Indeed, UCPD at UChicago, like policing histories elsewhere, has deep global and colonial roots. The University has historically propped up prominent figures in police history who developed racist techniques during the colonization of the Philippines, and then taught these in the University’s former police administration program. These same techniques, like pin-mapping, which is putting pins of crime in a map to identify hot-spots, persist today as the basis for more complex algorithms that ultimately are used to justify racist policing. The Palestinian struggle is therein intrinsically tied to the struggles against colonialism, racist policing, and the military and prison industrial complexes in the U.S in multiple ways. 

UChicago actively displaces South Side residents, invests in bombs, apartheid, and climate destruction, and even supported Pinochet’s coup and dictatorship in Chile, all while using the Kalven Report as a cover through which they claim “neutrality.” But neutrality discourse protects the oppressor, as shown by UChicago repeatedly taking devastating political stances, from its investments in apartheid regimes or in police enforcement of displacement. 

UChicago has an ethical imperative to take a stand against genocide and against racism. This is the ethical obligation of all institutions, one that cannot be abrogated. It’s an ethical imperative heightened by the need to repair the damage the University has inflicted on its community and the world. This obligation must and should supersede any University policy of “neutrality.” Even the University’s Kalven Report acknowledges this, saying: “In the exceptional instance, these corporate activities of the University may appear so incompatible with paramount social values as to require careful assessment of the consequences.” This section was added specifically to address concerns about German universities under Hitler. Thus, UChicago violates its own policies by 1) not being neutral and, 2) proclaiming neutrality to avoid accountability or transparency regarding the University’s support for Israel’s genocide against Palestinians. 

It is clear that what the University is actually protecting is their property, their investments in genocide and their ability to silence dissent. Respecting free speech and communicating with students is just the beginning of what we are looking for. The rest of our demands are clear – a public meeting with University admin, transparency around investments and divestment from weapons companies. By meeting these demands, UChicago has the opportunity to be on the right side of history, for one of the first times in its history.

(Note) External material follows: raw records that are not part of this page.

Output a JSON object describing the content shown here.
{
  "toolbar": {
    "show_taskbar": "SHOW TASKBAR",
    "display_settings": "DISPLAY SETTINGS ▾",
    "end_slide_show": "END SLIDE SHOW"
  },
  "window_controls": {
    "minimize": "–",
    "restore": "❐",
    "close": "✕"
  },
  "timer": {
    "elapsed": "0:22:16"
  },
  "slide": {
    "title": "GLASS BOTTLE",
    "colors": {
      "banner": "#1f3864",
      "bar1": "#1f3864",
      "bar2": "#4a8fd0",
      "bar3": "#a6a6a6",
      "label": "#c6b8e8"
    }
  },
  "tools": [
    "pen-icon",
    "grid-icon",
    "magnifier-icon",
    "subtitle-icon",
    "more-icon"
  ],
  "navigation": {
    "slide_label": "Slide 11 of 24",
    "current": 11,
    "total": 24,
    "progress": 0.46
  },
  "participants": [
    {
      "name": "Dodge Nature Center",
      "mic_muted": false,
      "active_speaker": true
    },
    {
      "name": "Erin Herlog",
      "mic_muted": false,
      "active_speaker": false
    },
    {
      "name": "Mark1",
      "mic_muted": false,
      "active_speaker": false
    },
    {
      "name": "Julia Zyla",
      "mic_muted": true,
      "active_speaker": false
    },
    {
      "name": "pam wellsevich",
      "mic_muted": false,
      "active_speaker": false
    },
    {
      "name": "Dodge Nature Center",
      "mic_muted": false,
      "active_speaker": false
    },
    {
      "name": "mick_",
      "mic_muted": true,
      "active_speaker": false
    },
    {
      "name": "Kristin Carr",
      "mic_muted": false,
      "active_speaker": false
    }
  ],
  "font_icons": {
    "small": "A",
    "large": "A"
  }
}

is a coalition of students at the University of Chicago committed to the liberation of Palestine. Joining the longstanding Boycott, Divest, Sanction (BDS) campaign, UCUP demands that UChicago be transparent in its investments, divest from all weapons manufacturers that supply the occupation of Palestine and the ongoing genocide in Gaza, and cut its ties with the Israel Institute on campus.